Billie Joe and her family suffer through dust storms and poor crops, but as a family, until the terrible accident that causes her mother to die. Now, Billie Joe suffers with her identity and relationship with her father and has to make the ultimate decision: to stay or to leave?
The first thing that caught my eye is that this book is written with narrative poetry. We are inside the brain of Billie Joe and what she is thinking. I believe that Hesse decided to write this way because she mentions that Billie Joe keeps her mom’s book of poetry on the shelf for show. Billie Joe wants to be like her mom and keep her memory strong. It is a different perspective–kind of like the very stilted narration given by Death in The Book Thief.
I like the theme of this book: comparing herself to different aspects of the farm. Billie Joe is like the wheat, her father like the sod, but they are both (and everyone else) the dust that envelops their lives during the 1930s. Hesse did a wonderful job of describing the hopelessness and the dust that mid-westerners had to deal with during the Dust Bowl. This would be a good, quick read if a history teacher wanted to use it for their Great Depression unit.
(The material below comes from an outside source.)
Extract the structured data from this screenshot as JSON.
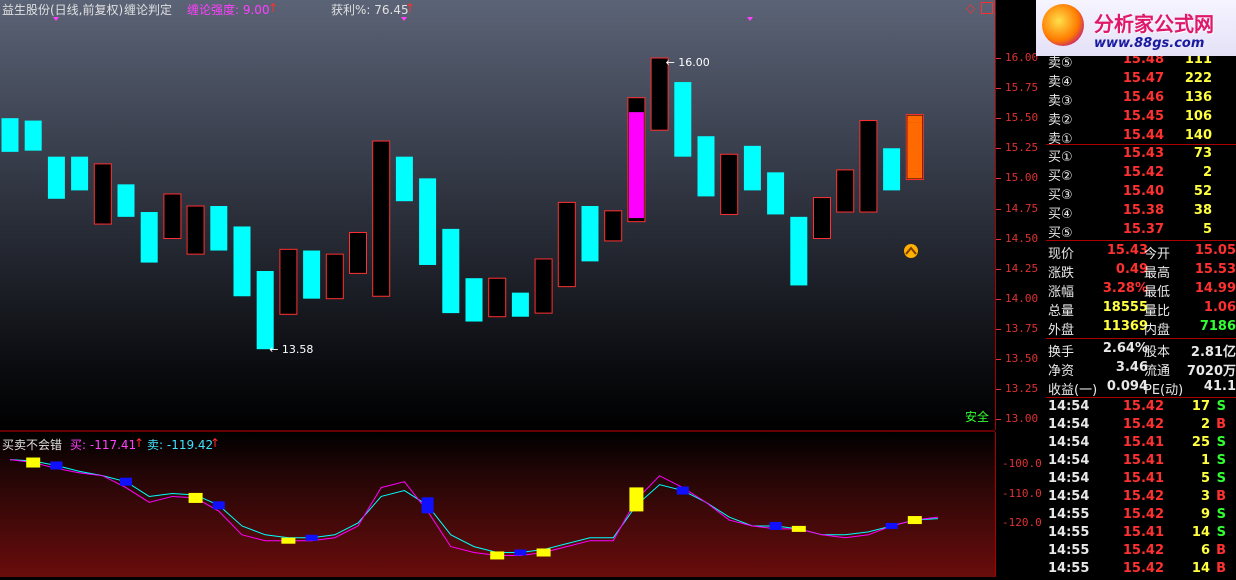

Otherwise, I would suggest reading it with Roll of Thunder, Hear My Cry because there are many similar themes and motifs (and they are both during the same time period, albeit dealing with different issues). I don’t see why sixth graders AND seniors can’t enjoy this book!